- Exercise brief
Read the records and gather each line that includes "label".

- Records excerpted from a collection
++++++++++
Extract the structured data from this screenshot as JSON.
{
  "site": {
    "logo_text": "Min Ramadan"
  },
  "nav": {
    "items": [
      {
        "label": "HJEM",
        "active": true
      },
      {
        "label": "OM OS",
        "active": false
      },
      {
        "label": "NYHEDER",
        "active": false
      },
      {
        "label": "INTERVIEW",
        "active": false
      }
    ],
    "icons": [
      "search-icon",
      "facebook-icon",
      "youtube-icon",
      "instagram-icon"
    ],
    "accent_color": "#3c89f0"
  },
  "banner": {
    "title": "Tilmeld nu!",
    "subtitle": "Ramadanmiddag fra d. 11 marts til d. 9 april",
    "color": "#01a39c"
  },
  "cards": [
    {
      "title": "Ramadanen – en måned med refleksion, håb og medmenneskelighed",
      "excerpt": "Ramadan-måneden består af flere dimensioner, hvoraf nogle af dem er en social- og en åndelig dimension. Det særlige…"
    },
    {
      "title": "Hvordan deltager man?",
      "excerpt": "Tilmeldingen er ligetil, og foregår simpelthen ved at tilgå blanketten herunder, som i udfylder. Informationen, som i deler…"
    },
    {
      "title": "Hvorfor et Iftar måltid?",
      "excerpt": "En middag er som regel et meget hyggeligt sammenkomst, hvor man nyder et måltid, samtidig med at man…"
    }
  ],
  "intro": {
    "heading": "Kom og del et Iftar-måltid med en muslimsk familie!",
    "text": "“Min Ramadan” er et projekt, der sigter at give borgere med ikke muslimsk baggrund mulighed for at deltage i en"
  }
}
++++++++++
- The completed task
        "label": "HJEM",
        "label": "OM OS",
        "label": "NYHEDER",
        "label": "INTERVIEW",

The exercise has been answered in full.